**Activity**
In the listing below, identify each line with the word "topics" and return those lines.

━━━ Records supplied

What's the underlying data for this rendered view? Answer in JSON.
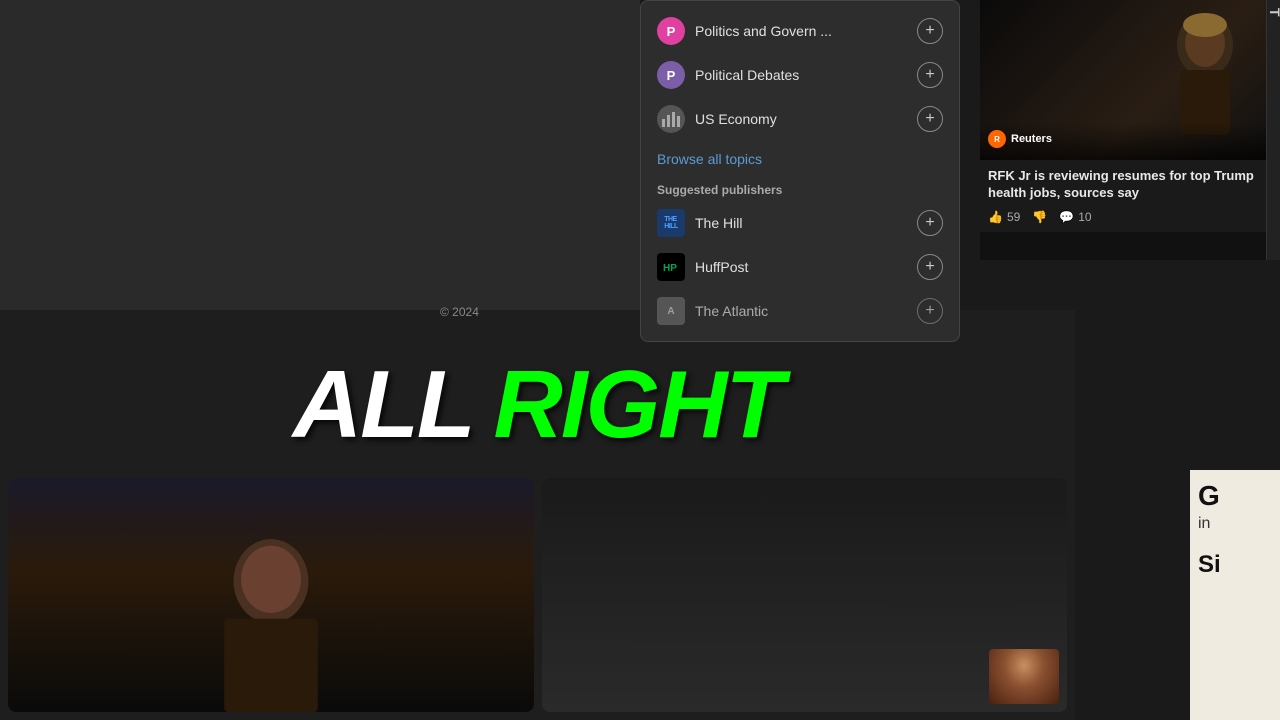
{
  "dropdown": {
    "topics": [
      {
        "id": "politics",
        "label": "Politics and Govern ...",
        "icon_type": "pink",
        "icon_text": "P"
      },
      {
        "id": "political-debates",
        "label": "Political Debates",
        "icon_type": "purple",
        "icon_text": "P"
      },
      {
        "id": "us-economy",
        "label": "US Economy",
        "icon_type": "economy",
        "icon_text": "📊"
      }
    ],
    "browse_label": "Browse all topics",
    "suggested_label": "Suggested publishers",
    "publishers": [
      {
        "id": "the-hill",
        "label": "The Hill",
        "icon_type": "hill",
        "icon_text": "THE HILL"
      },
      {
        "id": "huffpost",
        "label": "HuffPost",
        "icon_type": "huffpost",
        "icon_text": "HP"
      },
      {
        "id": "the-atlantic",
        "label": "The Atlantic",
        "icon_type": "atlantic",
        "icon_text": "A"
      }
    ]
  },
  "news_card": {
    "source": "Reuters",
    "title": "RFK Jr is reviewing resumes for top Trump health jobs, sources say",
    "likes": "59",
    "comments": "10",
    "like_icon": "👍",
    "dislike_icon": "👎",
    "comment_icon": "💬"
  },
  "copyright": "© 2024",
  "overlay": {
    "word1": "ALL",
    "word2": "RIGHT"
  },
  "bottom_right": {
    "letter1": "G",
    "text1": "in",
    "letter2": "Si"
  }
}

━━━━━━

**Reply to the task**
    "topics": [
    "browse_label": "Browse all topics",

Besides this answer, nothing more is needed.